- **TASK TO COMPLETE**: Nothing but a number should be given: the count of lines in the data that include the string "name".

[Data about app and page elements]
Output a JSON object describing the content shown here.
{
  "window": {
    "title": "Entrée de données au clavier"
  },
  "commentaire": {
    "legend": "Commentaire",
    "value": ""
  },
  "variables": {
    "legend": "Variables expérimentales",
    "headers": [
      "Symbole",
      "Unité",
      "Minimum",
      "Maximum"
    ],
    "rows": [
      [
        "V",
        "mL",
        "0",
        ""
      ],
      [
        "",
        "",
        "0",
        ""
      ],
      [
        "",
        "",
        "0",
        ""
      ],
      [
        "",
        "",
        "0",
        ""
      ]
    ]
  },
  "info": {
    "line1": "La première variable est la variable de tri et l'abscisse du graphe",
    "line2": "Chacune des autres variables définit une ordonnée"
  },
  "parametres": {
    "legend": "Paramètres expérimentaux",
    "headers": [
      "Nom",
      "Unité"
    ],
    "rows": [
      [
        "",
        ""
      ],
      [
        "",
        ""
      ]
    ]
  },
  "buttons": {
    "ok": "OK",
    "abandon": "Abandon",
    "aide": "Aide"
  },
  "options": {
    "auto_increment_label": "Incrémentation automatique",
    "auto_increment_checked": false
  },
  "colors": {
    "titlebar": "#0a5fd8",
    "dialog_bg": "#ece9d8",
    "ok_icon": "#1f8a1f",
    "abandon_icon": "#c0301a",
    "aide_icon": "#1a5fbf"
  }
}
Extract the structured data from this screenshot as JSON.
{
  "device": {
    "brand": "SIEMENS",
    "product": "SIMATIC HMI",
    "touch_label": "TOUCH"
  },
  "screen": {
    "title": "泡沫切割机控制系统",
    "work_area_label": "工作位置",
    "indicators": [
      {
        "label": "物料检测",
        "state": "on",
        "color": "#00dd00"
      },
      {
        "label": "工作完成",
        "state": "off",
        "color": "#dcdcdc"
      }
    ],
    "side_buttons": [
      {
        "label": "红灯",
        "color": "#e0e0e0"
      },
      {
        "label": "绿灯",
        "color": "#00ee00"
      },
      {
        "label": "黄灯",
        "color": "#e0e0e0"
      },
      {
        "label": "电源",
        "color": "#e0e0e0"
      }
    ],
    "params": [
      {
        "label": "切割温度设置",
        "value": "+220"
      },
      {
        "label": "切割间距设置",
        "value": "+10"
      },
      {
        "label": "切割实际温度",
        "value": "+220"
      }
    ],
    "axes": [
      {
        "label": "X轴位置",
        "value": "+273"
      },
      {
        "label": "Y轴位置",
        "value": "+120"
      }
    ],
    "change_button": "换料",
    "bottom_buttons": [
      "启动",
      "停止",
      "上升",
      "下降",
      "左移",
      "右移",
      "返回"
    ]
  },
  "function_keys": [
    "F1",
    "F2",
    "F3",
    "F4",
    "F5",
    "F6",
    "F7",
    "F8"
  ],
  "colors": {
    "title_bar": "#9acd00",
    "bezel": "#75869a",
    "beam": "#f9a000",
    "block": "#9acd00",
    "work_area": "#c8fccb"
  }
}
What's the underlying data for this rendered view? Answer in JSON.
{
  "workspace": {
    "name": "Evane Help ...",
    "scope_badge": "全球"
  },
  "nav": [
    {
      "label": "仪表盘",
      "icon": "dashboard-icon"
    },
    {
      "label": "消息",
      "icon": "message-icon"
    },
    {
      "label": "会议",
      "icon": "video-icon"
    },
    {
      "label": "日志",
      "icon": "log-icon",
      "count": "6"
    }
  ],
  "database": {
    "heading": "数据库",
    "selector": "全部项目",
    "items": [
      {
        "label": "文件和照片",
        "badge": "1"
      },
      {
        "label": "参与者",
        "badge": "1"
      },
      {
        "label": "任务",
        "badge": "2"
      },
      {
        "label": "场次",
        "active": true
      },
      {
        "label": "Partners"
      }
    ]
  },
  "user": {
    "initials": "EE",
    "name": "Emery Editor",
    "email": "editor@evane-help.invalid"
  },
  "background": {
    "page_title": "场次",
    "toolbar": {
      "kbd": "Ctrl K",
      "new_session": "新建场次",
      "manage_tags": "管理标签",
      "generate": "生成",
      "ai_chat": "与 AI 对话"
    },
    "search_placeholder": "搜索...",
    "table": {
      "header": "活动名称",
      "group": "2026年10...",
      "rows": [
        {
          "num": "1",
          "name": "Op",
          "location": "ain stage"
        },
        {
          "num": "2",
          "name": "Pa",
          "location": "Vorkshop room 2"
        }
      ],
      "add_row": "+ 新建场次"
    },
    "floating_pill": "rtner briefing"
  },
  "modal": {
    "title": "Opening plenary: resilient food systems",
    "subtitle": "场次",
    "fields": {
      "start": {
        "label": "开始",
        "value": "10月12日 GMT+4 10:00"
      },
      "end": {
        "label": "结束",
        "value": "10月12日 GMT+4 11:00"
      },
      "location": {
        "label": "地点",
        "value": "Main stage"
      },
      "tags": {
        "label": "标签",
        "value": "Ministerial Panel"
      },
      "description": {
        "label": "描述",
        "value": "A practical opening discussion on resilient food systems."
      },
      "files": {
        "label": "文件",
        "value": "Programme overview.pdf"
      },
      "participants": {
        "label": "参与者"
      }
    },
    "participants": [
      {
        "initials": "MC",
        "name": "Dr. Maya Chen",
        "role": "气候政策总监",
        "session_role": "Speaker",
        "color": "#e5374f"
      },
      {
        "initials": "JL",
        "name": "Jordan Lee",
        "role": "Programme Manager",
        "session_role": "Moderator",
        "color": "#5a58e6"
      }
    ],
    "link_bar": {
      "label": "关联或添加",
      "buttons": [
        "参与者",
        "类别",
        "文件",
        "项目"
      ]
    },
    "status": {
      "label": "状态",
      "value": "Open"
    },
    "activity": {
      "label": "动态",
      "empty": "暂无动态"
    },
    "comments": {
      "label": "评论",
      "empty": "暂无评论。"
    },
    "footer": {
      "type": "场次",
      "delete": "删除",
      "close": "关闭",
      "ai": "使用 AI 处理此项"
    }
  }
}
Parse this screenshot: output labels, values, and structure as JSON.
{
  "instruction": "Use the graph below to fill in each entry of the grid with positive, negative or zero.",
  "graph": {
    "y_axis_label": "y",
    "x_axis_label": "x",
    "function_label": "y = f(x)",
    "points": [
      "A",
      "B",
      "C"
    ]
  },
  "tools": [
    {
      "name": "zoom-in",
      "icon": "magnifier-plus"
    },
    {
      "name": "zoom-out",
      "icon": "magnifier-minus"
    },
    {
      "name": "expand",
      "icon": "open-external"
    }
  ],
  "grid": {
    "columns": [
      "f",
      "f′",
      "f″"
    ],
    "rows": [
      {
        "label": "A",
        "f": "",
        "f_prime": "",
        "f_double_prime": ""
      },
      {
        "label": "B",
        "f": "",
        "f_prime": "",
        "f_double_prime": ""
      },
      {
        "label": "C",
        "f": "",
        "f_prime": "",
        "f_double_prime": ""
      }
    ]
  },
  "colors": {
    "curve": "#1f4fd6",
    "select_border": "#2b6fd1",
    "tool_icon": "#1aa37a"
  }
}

- **WRITTEN SOLUTION**: 9